• _Supplied material_
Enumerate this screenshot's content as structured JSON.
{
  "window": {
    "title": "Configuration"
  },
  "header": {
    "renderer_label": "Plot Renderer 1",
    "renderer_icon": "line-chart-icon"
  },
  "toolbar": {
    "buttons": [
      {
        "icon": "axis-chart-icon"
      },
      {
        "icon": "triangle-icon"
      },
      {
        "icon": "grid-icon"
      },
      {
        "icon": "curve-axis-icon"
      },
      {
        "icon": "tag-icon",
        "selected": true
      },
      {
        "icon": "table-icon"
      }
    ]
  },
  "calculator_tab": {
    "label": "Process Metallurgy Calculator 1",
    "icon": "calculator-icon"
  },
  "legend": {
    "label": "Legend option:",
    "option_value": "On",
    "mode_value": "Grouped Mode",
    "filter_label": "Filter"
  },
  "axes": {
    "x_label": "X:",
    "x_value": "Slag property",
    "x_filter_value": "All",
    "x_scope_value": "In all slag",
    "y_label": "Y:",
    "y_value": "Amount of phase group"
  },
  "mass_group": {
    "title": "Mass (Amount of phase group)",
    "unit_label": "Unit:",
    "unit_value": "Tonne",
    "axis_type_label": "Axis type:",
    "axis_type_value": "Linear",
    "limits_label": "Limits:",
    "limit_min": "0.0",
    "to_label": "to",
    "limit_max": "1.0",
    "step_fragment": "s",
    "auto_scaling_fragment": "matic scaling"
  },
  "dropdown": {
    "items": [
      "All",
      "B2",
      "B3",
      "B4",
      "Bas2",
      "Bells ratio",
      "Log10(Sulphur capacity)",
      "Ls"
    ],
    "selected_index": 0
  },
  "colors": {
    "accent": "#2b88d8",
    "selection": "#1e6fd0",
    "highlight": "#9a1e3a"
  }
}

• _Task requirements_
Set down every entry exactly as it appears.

• _Exercise response_
Enumerate this screenshot's content as structured JSON.
{
  "window": {
    "title": "Configuration"
  },
  "header": {
    "renderer_label": "Plot Renderer 1",
    "renderer_icon": "line-chart-icon"
  },
  "toolbar": {
    "buttons": [
      {
        "icon": "axis-chart-icon"
      },
      {
        "icon": "triangle-icon"
      },
      {
        "icon": "grid-icon"
      },
      {
        "icon": "curve-axis-icon"
      },
      {
        "icon": "tag-icon",
        "selected": true
      },
      {
        "icon": "table-icon"
      }
    ]
  },
  "calculator_tab": {
    "label": "Process Metallurgy Calculator 1",
    "icon": "calculator-icon"
  },
  "legend": {
    "label": "Legend option:",
    "option_value": "On",
    "mode_value": "Grouped Mode",
    "filter_label": "Filter"
  },
  "axes": {
    "x_label": "X:",
    "x_value": "Slag property",
    "x_filter_value": "All",
    "x_scope_value": "In all slag",
    "y_label": "Y:",
    "y_value": "Amount of phase group"
  },
  "mass_group": {
    "title": "Mass (Amount of phase group)",
    "unit_label": "Unit:",
    "unit_value": "Tonne",
    "axis_type_label": "Axis type:",
    "axis_type_value": "Linear",
    "limits_label": "Limits:",
    "limit_min": "0.0",
    "to_label": "to",
    "limit_max": "1.0",
    "step_fragment": "s",
    "auto_scaling_fragment": "matic scaling"
  },
  "dropdown": {
    "items": [
      "All",
      "B2",
      "B3",
      "B4",
      "Bas2",
      "Bells ratio",
      "Log10(Sulphur capacity)",
      "Ls"
    ],
    "selected_index": 0
  },
  "colors": {
    "accent": "#2b88d8",
    "selection": "#1e6fd0",
    "highlight": "#9a1e3a"
  }
}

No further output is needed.